» **Instructions to follow**
Leaving out the pictures, write the following records exactly as they read.

───── Records provided ─────

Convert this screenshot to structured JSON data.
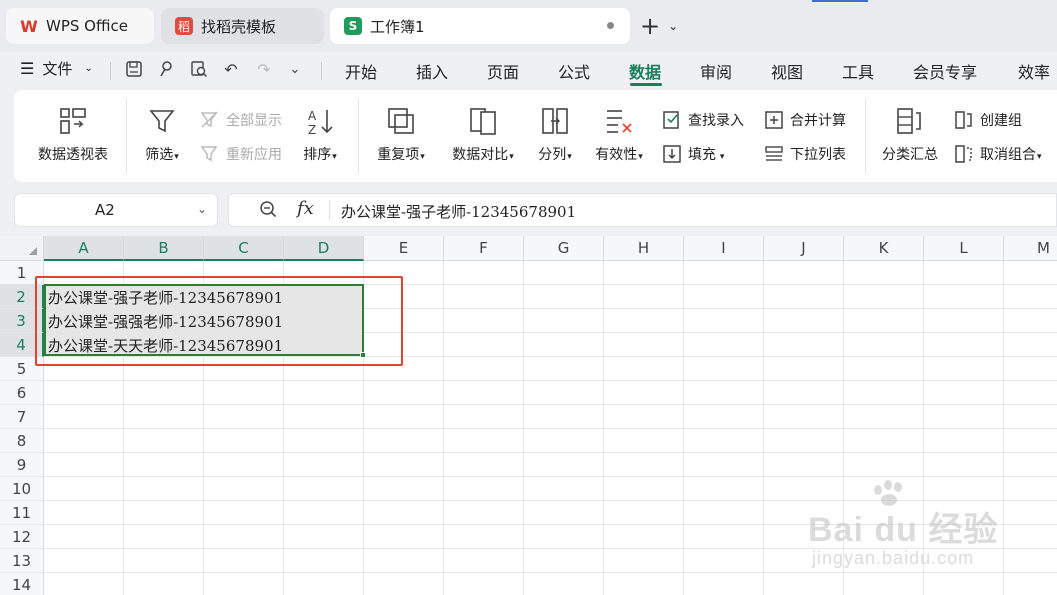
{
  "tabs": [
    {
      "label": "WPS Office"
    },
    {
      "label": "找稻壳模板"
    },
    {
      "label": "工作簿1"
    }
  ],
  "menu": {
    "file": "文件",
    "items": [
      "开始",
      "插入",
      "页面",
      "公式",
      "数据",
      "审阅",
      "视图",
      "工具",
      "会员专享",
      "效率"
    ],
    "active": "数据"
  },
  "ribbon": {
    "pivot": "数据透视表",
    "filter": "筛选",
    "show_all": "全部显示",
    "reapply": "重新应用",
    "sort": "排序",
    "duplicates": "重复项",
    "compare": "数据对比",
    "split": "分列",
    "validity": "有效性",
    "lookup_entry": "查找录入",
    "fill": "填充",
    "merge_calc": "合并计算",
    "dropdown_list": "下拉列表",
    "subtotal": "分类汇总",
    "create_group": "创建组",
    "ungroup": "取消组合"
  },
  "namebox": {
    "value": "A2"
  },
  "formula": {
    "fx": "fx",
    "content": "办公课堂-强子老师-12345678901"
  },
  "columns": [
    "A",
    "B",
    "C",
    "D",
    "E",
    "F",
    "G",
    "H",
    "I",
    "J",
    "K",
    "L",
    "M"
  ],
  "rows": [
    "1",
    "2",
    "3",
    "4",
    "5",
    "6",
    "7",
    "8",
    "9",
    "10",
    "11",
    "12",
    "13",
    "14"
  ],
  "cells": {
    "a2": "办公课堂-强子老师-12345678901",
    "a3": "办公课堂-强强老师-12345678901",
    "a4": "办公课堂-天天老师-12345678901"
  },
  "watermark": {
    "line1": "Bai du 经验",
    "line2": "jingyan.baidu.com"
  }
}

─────

» **Response below**
Convert this screenshot to structured JSON data.
{
  "tabs": [
    {
      "label": "WPS Office"
    },
    {
      "label": "找稻壳模板"
    },
    {
      "label": "工作簿1"
    }
  ],
  "menu": {
    "file": "文件",
    "items": [
      "开始",
      "插入",
      "页面",
      "公式",
      "数据",
      "审阅",
      "视图",
      "工具",
      "会员专享",
      "效率"
    ],
    "active": "数据"
  },
  "ribbon": {
    "pivot": "数据透视表",
    "filter": "筛选",
    "show_all": "全部显示",
    "reapply": "重新应用",
    "sort": "排序",
    "duplicates": "重复项",
    "compare": "数据对比",
    "split": "分列",
    "validity": "有效性",
    "lookup_entry": "查找录入",
    "fill": "填充",
    "merge_calc": "合并计算",
    "dropdown_list": "下拉列表",
    "subtotal": "分类汇总",
    "create_group": "创建组",
    "ungroup": "取消组合"
  },
  "namebox": {
    "value": "A2"
  },
  "formula": {
    "fx": "fx",
    "content": "办公课堂-强子老师-12345678901"
  },
  "columns": [
    "A",
    "B",
    "C",
    "D",
    "E",
    "F",
    "G",
    "H",
    "I",
    "J",
    "K",
    "L",
    "M"
  ],
  "rows": [
    "1",
    "2",
    "3",
    "4",
    "5",
    "6",
    "7",
    "8",
    "9",
    "10",
    "11",
    "12",
    "13",
    "14"
  ],
  "cells": {
    "a2": "办公课堂-强子老师-12345678901",
    "a3": "办公课堂-强强老师-12345678901",
    "a4": "办公课堂-天天老师-12345678901"
  },
  "watermark": {
    "line1": "Bai du 经验",
    "line2": "jingyan.baidu.com"
  }
}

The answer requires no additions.